Graphic Novel Review: Cook Korean! + All American Girl by Robin Ha
Posted on September 8, 2020 at 10:53 am by Gene Ambaum
Cook Korean! A Comic Book With Recipes by Robin Ha. Ten Speed Press, 2016. 175pp including an index. 9781607748878. 176pp.

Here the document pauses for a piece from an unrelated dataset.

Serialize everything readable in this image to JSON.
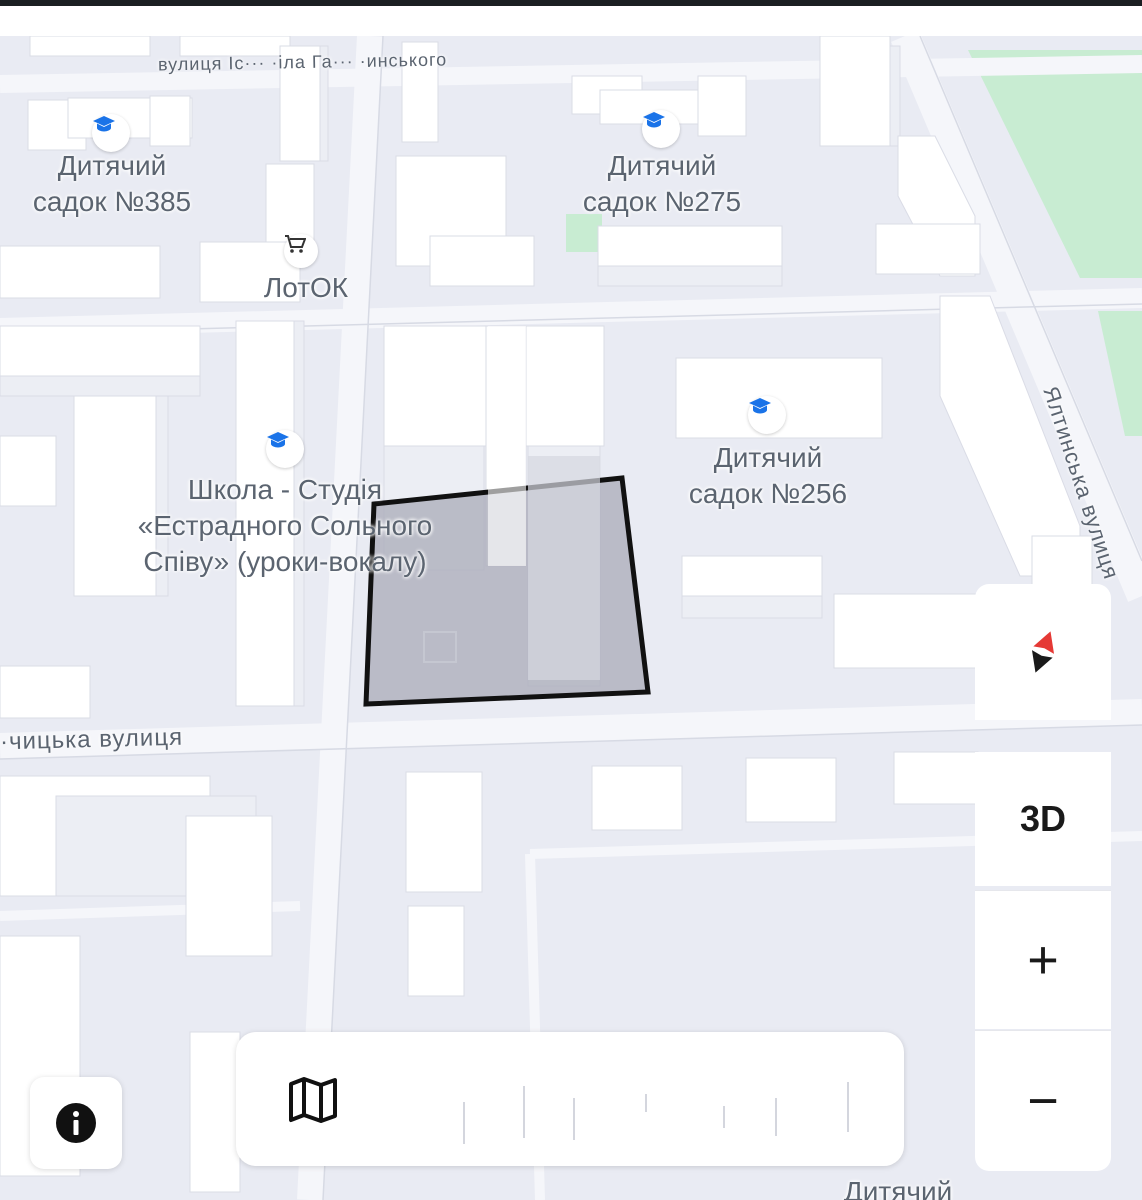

The hanbok wearing Dengki teaches us how to cook (because Ha is busy drawing comics). There’s a guide to Korean ingredients and meals, including different kinds of rice and rice by-products — you’ll probably love nurungji — before Dengki shows us how to make rice perfectly, even in a nonstick pot on the stove. The chapter on kimchi includes easy and advanced recipes, not all of which are spicy and/or fishy. (I’m going to make the “square-cut kimchi gazpacho” (nabak kimchi) soon — it fits with my new heart healthy diet._ The section on vegetable side dishes includes one I love, acorn jelly, which is tasty but nearly impossible to describe. (Ha illustrates a mishap when making it, when she accidentally makes acorn rocks.) If veggies aren’t your thing there’s a huge section on making different kinds of Korean barbecue, including the green onion salad that’s usually served with it. There are also soups, stews, porridges, and snacks like the easy to make brown sugar pancakes (hotteok) and even kimchi pancakes (don’t put syrup on these).
The cookbook hints at her relationship with her mother and her childhood, which is why it was great to read her new book:
Almost American Girl: An Illustrated Memoir by Robin Ha. Balzer + Bray, 2020. 233pp including a glossary and great acknowledgements pages, especially when she talks about her mom. 9780062685094. 240pp.
During a middle school vacation in 1995, Ha and her mother took a trip to Alabama to visit her mother’s friend Mr. Kim. After a few weeks in his house she told her daughter that they were staying, and that she and Mr. Kim were getting married. Alone, unable to speak English, and an outsider in a family with other kids her age, Ha had none of the comics she loved (they were all still back in South Korea) and no chance to stay goodbye to her friends. Her journey to becoming Korean American included a lot of abuse at the hands of racist school bullies. (Minor spoiler: she does eventually stand up for herself and find a teacher who cares.) At first Ha sees her mom as a bit of a tyrant who makes all of the decisions, but as she gets older her view changes. Raising a child born out of wedlock in Korea wasn’t easy, and her mom became a very successful businesswoman despite the obstacles she faced. Ha eventually looks back on her life in Korea and realizes it wasn’t perfect — she had to hide the fact that she had no father, and her family situation led to at least one teacher abusing her.
This is a very balanced story of two strong women that reminds me a lot of the difficulties my wife had to navigate in South Korea as a strong willed, take-no-bullshit woman. And comics are at the center of it all for Ha! It’s got everything I could ask for, including references to old 90s K-Pop. This book belongs in all middle and high school libraries.
You can find other recipes and art by Robin Ha by going back a bit in her blog, Banchan in Two Pages (“banchan” means side dishes)